EXERCISE AIM: Output the material exactly, line by line.

##############################

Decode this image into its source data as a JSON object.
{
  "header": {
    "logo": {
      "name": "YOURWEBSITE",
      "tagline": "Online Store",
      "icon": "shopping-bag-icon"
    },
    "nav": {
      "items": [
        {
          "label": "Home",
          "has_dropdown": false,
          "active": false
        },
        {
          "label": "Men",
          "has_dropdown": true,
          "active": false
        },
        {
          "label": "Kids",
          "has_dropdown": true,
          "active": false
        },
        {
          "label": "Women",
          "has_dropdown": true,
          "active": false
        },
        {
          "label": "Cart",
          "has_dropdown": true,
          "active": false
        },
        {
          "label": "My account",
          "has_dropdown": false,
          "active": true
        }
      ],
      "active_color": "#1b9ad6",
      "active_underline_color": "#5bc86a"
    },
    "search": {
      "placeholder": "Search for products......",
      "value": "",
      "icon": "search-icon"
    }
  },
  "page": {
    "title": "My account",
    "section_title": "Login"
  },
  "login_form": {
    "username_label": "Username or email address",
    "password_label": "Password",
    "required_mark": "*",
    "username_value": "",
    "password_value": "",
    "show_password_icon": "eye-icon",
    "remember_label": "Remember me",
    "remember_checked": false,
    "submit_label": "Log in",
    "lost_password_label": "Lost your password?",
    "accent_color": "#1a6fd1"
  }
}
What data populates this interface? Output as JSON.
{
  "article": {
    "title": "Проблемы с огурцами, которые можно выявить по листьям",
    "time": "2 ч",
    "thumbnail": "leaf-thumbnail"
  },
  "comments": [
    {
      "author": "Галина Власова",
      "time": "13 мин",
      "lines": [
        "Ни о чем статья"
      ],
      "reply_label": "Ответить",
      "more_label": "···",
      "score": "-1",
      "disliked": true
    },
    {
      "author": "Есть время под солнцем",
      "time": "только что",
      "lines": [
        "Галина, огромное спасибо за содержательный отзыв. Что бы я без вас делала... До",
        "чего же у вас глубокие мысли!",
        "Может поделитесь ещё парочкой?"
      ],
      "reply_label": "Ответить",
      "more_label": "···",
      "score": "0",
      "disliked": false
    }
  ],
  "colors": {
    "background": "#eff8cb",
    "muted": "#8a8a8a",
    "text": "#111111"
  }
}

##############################

ANSWER TO THIS PROBLEM:
Decode this image into its source data as a JSON object.
{
  "header": {
    "logo": {
      "name": "YOURWEBSITE",
      "tagline": "Online Store",
      "icon": "shopping-bag-icon"
    },
    "nav": {
      "items": [
        {
          "label": "Home",
          "has_dropdown": false,
          "active": false
        },
        {
          "label": "Men",
          "has_dropdown": true,
          "active": false
        },
        {
          "label": "Kids",
          "has_dropdown": true,
          "active": false
        },
        {
          "label": "Women",
          "has_dropdown": true,
          "active": false
        },
        {
          "label": "Cart",
          "has_dropdown": true,
          "active": false
        },
        {
          "label": "My account",
          "has_dropdown": false,
          "active": true
        }
      ],
      "active_color": "#1b9ad6",
      "active_underline_color": "#5bc86a"
    },
    "search": {
      "placeholder": "Search for products......",
      "value": "",
      "icon": "search-icon"
    }
  },
  "page": {
    "title": "My account",
    "section_title": "Login"
  },
  "login_form": {
    "username_label": "Username or email address",
    "password_label": "Password",
    "required_mark": "*",
    "username_value": "",
    "password_value": "",
    "show_password_icon": "eye-icon",
    "remember_label": "Remember me",
    "remember_checked": false,
    "submit_label": "Log in",
    "lost_password_label": "Lost your password?",
    "accent_color": "#1a6fd1"
  }
}
What data populates this interface? Output as JSON.
{
  "article": {
    "title": "Проблемы с огурцами, которые можно выявить по листьям",
    "time": "2 ч",
    "thumbnail": "leaf-thumbnail"
  },
  "comments": [
    {
      "author": "Галина Власова",
      "time": "13 мин",
      "lines": [
        "Ни о чем статья"
      ],
      "reply_label": "Ответить",
      "more_label": "···",
      "score": "-1",
      "disliked": true
    },
    {
      "author": "Есть время под солнцем",
      "time": "только что",
      "lines": [
        "Галина, огромное спасибо за содержательный отзыв. Что бы я без вас делала... До",
        "чего же у вас глубокие мысли!",
        "Может поделитесь ещё парочкой?"
      ],
      "reply_label": "Ответить",
      "more_label": "···",
      "score": "0",
      "disliked": false
    }
  ],
  "colors": {
    "background": "#eff8cb",
    "muted": "#8a8a8a",
    "text": "#111111"
  }
}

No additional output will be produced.